● What is needed:
Only a number is required: how many lines of the material contain the word "pulipulichen"?
===== Materials provided =====
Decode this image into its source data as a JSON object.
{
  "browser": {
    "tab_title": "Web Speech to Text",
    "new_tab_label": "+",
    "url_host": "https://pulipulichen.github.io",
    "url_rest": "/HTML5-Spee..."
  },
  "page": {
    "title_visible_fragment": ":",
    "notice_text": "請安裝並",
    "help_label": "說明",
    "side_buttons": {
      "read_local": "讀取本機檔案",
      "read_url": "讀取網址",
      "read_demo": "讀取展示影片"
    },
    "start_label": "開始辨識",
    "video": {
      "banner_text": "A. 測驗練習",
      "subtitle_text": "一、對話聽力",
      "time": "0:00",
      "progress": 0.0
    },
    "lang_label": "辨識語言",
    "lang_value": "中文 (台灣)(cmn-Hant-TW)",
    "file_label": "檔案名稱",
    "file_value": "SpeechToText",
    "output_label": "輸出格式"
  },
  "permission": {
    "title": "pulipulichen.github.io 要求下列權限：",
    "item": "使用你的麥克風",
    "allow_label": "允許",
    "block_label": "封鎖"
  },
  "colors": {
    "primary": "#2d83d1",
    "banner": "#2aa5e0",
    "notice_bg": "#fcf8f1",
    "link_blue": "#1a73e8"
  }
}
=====
● Answer for the task:
2